Demetrius and Lysander compete for Helena's love...and Hermia starts a fight.
6: The Lovers' Quarrel
Puck leads Helena to Demetrius, whereupon Lysander appears and restates his love for Helena. When Demetrius, who is sleeping close by, wakes up and sees Helena, he too falls madly in love with her under the influence of the magic flower. Helena thinks that she is now being made fun of by both Lysander and Demetrius.
Hermia arrives and Helena accuses her of being in on the joke as well. Hermia also thinks Lysander is mocking Helena; when she asks him to stop, Lysander turns on her. Hermia then turns on Helena, thinking that she has seduced Lysander with her height.
All four lovers almost come to blows, at which point Oberon appears and freezes them where they stand. He's furious and commands Puck to lead the lovers through the forest until they all fall asleep and then to charm Lysander’s eyes so that he might fall in love with Hermia again. Puck summons a thick fog and prepares to lead the lovers their separate ways through the wood.
Activities - KS2
There is plenty of Shakespearean language for pupils to consider in this episode of the adaptation.

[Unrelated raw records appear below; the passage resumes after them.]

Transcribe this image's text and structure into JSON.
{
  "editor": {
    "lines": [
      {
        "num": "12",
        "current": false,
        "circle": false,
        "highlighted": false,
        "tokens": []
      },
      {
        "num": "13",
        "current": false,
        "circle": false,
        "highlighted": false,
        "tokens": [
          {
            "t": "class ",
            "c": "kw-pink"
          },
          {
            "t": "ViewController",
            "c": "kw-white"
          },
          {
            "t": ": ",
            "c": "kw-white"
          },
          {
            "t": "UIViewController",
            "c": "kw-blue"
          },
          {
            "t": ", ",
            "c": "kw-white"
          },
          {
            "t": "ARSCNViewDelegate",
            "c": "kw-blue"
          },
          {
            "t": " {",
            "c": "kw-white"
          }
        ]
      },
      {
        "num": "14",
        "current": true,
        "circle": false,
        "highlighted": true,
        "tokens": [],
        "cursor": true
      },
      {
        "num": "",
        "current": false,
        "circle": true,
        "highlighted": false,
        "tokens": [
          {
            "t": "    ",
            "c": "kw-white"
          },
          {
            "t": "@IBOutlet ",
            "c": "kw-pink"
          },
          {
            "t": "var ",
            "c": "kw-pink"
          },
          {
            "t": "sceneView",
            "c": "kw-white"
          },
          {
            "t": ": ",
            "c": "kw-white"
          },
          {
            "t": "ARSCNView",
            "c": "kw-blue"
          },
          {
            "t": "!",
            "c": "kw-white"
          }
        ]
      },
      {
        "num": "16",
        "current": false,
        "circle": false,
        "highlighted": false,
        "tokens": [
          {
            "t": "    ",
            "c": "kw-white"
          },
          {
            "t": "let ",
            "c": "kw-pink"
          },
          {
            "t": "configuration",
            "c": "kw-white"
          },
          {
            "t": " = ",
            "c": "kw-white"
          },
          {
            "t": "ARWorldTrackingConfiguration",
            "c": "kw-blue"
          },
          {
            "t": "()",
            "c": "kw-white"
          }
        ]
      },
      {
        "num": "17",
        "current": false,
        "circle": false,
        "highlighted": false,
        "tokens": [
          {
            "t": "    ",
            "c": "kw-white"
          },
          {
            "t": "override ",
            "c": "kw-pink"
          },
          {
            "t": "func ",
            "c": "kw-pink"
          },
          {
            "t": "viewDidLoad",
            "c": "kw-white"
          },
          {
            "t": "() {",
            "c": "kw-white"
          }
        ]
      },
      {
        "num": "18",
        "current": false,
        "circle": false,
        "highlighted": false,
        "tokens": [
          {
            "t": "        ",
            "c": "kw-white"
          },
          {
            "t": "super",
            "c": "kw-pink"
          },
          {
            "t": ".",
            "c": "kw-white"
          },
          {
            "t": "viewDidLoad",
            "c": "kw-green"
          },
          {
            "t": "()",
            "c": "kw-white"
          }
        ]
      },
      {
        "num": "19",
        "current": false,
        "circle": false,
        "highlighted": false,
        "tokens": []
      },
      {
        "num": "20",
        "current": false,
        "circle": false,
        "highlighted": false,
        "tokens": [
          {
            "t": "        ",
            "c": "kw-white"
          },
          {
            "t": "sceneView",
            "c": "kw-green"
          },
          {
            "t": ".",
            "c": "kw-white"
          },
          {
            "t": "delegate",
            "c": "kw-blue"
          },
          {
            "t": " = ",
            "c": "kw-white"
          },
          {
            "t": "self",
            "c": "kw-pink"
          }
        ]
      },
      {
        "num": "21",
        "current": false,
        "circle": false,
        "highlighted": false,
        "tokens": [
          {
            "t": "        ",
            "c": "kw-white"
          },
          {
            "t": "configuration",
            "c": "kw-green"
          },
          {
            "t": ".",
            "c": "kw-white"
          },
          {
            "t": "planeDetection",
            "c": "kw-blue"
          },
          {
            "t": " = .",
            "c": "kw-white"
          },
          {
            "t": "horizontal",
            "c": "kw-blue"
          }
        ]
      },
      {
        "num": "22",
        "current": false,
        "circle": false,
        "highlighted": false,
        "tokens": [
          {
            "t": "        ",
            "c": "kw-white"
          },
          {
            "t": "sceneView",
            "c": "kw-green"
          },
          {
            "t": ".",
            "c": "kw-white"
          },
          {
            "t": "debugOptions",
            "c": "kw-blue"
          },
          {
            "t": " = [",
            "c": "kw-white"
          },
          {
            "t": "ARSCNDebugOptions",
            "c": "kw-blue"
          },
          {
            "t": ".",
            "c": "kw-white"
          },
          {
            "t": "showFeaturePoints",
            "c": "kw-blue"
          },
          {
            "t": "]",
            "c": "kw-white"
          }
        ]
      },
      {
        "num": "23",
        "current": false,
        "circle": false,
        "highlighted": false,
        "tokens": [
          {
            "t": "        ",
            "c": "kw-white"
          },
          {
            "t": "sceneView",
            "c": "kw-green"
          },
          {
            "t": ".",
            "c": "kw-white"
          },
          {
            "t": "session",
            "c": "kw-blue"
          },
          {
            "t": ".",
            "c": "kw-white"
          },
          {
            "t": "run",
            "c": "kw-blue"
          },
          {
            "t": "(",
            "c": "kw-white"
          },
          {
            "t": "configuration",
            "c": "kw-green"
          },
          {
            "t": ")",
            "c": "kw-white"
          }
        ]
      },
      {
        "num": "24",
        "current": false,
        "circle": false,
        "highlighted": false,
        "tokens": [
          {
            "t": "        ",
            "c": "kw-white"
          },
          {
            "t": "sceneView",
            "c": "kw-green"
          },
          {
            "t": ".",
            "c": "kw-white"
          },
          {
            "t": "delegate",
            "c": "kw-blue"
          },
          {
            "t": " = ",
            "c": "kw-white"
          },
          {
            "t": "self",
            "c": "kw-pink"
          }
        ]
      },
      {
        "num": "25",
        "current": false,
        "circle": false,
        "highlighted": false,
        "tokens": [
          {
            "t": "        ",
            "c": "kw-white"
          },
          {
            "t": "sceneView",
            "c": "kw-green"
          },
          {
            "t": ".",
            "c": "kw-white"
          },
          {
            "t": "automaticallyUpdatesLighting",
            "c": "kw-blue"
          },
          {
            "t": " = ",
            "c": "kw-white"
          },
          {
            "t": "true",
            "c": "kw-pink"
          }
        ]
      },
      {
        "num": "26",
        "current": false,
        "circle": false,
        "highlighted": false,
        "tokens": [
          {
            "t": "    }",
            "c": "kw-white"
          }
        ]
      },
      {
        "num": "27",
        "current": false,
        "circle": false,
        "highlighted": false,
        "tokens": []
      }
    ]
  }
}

Demetrius’s speech when he wakes up and sees Helena (“O Helena, goddess, perfect, divine! To what, my love, shall I compare your eyes? Crystal is too muddy...”) could lead to a discussion about metaphors and similes and even introduce some other famous imaginative comparisons from Shakespeare - eg Sonnets 18 and 130.
Helena and Hermia’s confrontation is peppered with Shakespearean insults - eg “juggler”, “canker-blossom”, “puppet”, “painted maypole”. Pupils could have a discussion about what these insults mean, as well as be given an opportunity to devise (and perform) their own Shakespearean insults with the aid of an insult generator worksheet.
Activities - KS3
Students could analyse selections from the original text of the lovers’ quarrel in Act 3, Scene 2, picking out notable words and phrases and identifying any language features that are used by Shakespeare to express character.
They could then attempt to re-write complete passages in modern prose, retaining the meaning of the original.